SUPPLIED MATERIAL: Begin

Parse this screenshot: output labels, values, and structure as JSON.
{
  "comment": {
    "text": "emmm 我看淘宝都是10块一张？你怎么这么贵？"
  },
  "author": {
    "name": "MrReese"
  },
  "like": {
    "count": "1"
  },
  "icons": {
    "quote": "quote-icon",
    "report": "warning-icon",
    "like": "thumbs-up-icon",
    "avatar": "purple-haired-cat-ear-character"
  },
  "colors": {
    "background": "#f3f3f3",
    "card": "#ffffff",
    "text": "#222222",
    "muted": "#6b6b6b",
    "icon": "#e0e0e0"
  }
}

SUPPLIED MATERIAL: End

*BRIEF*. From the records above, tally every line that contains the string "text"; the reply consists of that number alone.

*ANSWER TO THE EXERCISE*. 2